[Web page and app entries]
☆ ☆ ☆ ☆ ☆

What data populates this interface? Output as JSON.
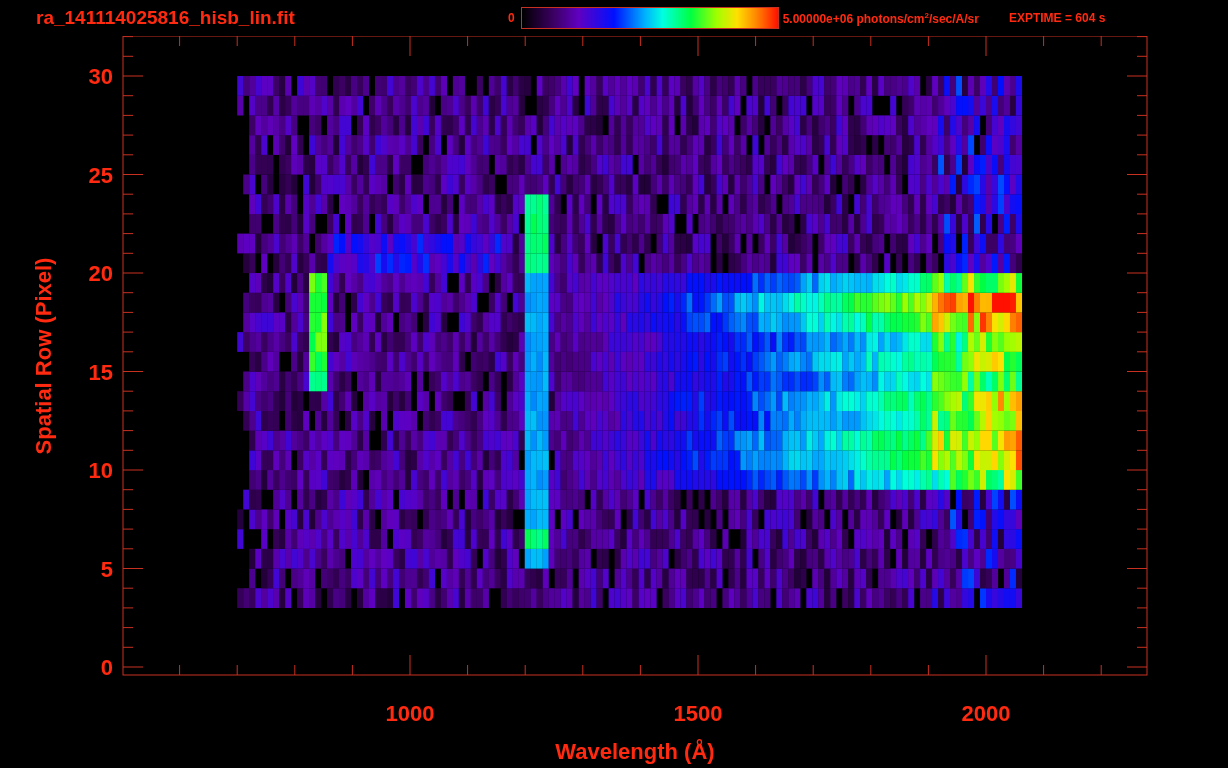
{
  "header": {
    "title": "ra_141114025816_hisb_lin.fit",
    "colorbar": {
      "min_label": "0",
      "max_label": "5.00000e+06 photons/cm$^{2}$/sec/A/sr"
    },
    "exptime": "EXPTIME = 604 s"
  },
  "plot": {
    "xlabel": "Wavelength (Å)",
    "ylabel": "Spatial Row (Pixel)",
    "xticks": [
      "1000",
      "1500",
      "2000"
    ],
    "yticks": [
      "30",
      "25",
      "20",
      "15",
      "10",
      "5",
      "0"
    ]
  }
}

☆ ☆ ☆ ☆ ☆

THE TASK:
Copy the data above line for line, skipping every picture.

EXPECTED ANSWER:
What data populates this interface? Output as JSON.
{
  "header": {
    "title": "ra_141114025816_hisb_lin.fit",
    "colorbar": {
      "min_label": "0",
      "max_label": "5.00000e+06 photons/cm$^{2}$/sec/A/sr"
    },
    "exptime": "EXPTIME = 604 s"
  },
  "plot": {
    "xlabel": "Wavelength (Å)",
    "ylabel": "Spatial Row (Pixel)",
    "xticks": [
      "1000",
      "1500",
      "2000"
    ],
    "yticks": [
      "30",
      "25",
      "20",
      "15",
      "10",
      "5",
      "0"
    ]
  }
}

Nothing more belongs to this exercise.